### TASK INSTRUCTIONS
Each line of the data below that holds the word "JSON" is to be reported in full.

### THE INPUT
☆ ☆ ☆ ☆ ☆
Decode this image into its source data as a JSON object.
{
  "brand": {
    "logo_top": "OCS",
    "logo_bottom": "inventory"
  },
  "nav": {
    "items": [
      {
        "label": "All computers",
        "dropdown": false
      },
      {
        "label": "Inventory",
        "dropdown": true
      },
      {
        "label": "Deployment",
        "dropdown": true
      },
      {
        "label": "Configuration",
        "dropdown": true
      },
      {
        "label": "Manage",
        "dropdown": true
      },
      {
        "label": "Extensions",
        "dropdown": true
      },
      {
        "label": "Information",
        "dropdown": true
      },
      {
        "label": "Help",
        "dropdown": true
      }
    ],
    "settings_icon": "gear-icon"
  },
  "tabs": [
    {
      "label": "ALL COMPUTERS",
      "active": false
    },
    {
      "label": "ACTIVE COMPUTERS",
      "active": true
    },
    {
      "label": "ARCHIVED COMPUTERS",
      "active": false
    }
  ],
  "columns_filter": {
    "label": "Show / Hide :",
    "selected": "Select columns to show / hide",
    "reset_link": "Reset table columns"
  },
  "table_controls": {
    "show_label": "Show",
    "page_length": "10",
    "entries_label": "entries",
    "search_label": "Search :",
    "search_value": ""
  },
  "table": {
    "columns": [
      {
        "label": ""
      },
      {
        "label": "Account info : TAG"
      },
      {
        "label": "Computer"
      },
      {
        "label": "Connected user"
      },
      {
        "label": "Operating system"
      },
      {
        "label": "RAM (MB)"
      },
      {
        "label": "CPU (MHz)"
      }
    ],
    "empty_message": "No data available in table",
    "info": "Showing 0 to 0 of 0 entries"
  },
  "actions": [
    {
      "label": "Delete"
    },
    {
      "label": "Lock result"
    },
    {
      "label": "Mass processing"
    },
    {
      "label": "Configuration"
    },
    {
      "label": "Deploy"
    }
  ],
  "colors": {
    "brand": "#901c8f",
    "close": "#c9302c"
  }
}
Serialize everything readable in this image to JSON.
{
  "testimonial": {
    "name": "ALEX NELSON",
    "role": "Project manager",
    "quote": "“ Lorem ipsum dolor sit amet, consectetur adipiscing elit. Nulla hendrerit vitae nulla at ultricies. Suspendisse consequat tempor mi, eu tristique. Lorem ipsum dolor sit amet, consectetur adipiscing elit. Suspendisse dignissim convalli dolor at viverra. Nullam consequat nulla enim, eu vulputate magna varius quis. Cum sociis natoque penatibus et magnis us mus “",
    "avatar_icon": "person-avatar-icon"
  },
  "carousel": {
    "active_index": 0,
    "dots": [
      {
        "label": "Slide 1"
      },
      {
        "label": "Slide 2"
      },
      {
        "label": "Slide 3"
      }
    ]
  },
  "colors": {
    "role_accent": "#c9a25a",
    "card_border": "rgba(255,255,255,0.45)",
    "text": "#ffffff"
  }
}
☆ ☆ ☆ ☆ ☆
### SOLUTION BELOW
Decode this image into its source data as a JSON object.
Serialize everything readable in this image to JSON.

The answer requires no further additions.